Pacific trade talks unlikely to end in deal

Failure to conclude a deal on a Trans-Pacific Partnership would make it more hard for President Barack Obama to achieve one of his top second-term goals, even if negotiations resume later this summer.


The TPP is the most ambitious trade deal in decades, a vast free-trade bloc encompassing 40% of the world’s economy and part of Obama’s much-vaunted “rebalance” towards Asia in the face of an increasingly assertive China.

An announcement on the deal is scheduled for late Friday evening.

“We have made significant progress and will continue to work on resolving a limited number of remaining issues, paving the way for the conclusion of the Trans-Pacific Partnership negotiations”, Mr Froman told reporters.

Pharmaceutical patents tend to run five years, but pharmaceutical firms – many of them US-headquartered – have been pushing for an extension to 12 years, with negotiations understood to have centred on pulling that back to perhaps seven years.

New Zealand Trade Minister Tim Groser, speaking at the same media call, said he was “extremely confident we will find that sweet spot” where countries resisting opening their markets to competitive dairy trade would be won over.
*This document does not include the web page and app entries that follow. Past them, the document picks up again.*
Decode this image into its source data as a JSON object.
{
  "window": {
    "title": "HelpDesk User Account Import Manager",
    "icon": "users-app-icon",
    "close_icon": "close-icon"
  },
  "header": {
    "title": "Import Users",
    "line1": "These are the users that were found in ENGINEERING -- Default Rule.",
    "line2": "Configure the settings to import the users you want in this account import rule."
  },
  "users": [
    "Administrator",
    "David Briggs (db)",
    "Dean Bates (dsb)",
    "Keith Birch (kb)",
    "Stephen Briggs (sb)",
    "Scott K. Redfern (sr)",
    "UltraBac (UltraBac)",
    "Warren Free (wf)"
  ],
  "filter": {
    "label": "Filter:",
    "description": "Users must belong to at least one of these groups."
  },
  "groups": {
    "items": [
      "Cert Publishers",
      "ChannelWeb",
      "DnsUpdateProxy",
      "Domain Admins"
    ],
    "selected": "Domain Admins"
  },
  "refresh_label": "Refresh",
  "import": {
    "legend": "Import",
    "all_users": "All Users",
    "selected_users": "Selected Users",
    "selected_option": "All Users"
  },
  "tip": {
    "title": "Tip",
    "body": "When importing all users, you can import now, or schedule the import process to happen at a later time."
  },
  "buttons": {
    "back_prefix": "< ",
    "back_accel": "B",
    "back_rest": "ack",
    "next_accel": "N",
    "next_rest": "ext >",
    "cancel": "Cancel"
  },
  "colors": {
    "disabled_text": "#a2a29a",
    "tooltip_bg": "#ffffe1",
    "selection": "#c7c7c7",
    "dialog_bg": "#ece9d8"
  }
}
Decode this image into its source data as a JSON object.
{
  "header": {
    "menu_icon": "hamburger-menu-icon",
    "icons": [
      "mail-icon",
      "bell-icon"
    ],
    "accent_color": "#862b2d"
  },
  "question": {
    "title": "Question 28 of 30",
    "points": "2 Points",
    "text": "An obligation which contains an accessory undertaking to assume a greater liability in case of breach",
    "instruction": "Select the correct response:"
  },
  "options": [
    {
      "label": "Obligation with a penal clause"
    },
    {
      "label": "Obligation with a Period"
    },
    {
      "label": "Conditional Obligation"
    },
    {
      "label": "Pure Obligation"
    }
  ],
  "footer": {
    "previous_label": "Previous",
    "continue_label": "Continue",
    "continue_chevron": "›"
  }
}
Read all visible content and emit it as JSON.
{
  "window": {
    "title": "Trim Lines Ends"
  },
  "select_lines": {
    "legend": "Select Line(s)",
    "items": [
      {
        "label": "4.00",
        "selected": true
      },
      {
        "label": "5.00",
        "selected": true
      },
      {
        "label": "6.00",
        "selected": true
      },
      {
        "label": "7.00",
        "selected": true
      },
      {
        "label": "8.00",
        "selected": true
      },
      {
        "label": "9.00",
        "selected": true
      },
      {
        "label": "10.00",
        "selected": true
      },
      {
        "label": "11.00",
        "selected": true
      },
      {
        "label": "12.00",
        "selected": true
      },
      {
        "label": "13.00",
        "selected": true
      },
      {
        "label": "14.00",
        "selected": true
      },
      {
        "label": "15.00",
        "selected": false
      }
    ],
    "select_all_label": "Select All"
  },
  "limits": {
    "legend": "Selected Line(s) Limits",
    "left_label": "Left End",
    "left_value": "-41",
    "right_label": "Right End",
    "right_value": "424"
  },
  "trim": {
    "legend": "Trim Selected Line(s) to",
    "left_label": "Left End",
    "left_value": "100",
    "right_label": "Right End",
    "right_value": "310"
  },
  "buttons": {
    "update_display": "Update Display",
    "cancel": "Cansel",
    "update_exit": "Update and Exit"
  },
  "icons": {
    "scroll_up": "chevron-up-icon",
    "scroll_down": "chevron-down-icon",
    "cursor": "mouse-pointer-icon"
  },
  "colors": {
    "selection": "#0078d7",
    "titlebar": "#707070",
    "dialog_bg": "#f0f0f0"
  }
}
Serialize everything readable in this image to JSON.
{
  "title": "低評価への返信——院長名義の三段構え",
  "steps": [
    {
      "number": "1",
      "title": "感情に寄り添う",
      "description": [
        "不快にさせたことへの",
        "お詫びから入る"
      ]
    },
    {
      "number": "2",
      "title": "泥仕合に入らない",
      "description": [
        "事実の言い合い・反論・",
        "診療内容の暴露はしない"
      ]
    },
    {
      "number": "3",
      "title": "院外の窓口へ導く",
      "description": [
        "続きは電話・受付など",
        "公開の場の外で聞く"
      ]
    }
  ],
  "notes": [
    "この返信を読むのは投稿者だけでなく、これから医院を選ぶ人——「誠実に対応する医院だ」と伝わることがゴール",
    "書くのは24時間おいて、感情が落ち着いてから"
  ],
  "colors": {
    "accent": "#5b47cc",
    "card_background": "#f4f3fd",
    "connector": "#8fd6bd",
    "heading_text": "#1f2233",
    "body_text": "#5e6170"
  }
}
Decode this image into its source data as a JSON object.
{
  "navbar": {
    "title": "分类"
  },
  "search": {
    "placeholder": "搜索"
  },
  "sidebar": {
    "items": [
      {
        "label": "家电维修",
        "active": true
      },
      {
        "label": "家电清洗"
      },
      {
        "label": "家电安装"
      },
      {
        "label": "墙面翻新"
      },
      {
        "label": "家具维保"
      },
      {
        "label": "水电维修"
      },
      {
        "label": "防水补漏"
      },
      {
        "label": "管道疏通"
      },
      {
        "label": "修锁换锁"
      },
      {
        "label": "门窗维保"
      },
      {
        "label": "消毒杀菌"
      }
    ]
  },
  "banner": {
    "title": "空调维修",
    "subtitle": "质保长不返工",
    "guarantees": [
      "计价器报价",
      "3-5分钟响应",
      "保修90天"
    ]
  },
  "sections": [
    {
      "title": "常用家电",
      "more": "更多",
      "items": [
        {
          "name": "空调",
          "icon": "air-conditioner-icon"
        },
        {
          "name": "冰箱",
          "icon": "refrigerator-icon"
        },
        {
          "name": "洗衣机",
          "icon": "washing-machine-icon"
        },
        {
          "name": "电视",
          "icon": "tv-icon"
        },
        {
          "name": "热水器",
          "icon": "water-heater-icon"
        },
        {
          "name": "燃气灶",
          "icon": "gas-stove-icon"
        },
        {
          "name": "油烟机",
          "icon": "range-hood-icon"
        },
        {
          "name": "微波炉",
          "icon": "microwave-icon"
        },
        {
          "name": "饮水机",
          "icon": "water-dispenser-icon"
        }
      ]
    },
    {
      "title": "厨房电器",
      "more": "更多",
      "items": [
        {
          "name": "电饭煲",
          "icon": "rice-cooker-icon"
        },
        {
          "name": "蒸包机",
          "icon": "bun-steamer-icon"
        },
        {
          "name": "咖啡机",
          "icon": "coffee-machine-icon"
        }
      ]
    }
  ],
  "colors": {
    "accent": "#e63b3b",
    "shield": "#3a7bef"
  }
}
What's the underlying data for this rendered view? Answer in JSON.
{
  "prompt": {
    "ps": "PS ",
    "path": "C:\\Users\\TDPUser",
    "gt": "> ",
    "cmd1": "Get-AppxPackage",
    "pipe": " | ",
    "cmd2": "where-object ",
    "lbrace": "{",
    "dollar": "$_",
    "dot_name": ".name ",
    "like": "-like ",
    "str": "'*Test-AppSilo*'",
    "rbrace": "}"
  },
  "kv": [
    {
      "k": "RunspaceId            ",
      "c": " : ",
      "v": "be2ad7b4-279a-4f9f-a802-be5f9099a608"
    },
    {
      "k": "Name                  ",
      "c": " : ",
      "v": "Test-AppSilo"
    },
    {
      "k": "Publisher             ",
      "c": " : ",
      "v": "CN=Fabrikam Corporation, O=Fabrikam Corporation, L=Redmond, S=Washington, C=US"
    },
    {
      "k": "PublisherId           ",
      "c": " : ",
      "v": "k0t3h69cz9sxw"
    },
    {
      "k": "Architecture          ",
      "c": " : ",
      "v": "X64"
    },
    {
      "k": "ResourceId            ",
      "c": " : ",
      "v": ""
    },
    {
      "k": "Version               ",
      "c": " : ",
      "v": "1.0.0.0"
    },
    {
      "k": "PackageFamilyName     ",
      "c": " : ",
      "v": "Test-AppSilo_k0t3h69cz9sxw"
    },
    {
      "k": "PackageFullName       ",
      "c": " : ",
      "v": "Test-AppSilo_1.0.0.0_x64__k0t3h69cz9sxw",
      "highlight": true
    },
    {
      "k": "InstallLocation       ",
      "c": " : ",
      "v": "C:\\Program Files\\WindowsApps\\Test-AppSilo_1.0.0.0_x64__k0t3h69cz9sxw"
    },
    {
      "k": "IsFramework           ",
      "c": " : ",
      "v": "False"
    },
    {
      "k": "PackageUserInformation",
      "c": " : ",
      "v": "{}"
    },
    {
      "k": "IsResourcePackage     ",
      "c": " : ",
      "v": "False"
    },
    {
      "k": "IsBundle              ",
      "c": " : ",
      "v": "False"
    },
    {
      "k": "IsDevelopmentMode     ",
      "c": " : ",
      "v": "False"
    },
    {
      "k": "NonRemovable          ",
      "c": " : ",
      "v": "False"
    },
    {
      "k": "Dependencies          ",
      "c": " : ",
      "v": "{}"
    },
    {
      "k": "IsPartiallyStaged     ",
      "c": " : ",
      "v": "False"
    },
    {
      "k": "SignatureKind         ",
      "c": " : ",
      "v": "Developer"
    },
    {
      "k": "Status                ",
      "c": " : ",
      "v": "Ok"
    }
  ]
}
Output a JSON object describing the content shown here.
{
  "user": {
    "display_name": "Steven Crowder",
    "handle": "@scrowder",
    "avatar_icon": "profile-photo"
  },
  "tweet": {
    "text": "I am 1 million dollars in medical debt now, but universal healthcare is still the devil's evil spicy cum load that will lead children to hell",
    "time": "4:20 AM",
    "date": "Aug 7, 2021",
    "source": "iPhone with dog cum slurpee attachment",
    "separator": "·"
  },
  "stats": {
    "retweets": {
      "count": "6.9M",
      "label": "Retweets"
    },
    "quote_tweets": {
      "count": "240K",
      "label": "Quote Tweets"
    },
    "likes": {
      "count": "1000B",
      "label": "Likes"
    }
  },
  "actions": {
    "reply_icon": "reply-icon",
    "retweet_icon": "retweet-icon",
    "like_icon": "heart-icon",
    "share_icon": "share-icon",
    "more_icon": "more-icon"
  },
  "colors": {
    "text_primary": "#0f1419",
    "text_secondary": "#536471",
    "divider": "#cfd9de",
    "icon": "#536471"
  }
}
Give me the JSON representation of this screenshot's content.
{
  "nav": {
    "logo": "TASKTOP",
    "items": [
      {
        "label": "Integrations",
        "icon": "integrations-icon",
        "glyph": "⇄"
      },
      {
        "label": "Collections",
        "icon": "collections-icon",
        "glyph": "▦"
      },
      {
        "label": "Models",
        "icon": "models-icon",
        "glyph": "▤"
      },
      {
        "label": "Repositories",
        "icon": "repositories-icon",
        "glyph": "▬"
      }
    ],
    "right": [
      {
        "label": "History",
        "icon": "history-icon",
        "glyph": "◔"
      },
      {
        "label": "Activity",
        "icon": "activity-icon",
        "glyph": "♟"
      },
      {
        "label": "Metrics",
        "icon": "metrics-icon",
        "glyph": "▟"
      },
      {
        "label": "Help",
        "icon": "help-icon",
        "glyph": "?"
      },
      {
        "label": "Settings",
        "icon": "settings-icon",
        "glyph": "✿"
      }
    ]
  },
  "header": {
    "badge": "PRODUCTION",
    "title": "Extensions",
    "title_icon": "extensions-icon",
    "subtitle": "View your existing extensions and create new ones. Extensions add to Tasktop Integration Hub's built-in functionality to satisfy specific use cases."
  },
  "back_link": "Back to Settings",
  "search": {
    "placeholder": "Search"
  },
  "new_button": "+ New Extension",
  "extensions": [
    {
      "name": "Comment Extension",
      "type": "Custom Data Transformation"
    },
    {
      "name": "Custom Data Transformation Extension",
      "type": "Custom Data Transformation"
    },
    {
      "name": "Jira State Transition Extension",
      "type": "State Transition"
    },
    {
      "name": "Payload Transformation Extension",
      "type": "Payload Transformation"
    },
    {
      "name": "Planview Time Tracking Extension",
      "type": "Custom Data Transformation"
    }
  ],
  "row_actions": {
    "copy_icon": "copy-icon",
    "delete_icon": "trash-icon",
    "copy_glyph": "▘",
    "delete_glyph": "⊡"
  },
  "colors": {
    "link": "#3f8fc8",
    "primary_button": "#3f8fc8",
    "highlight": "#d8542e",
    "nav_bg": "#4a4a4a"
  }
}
Trade ministers were keen to talk up the positives. Ministers were to reconvene again soon, the statement said, but like Froman gave no timeframe.

He says some issues are bilateral in nature, and some will involve groups. The other countries involved are Brunei, Chile, Malaysia, Mexico, Peru, Singapore and Vietnam.

US Representative Sander Levin, a Michigan Democrat who attended the talks being held on the island of Maui, said expectations may have been too high given the technical disputes remaining when the meeting began on July 28. The recently passed trade promotion authority bill requires the president to notify Congress 90 days before signing a trade agreement.

United States trade representative ambassador Michael Froman said that, despite a final deal, the delegates had “more than a week of productive meetings”.


Both chambers have to accept the deal for TPP to go into effect.

Talks on US-led Pacific trade deal stall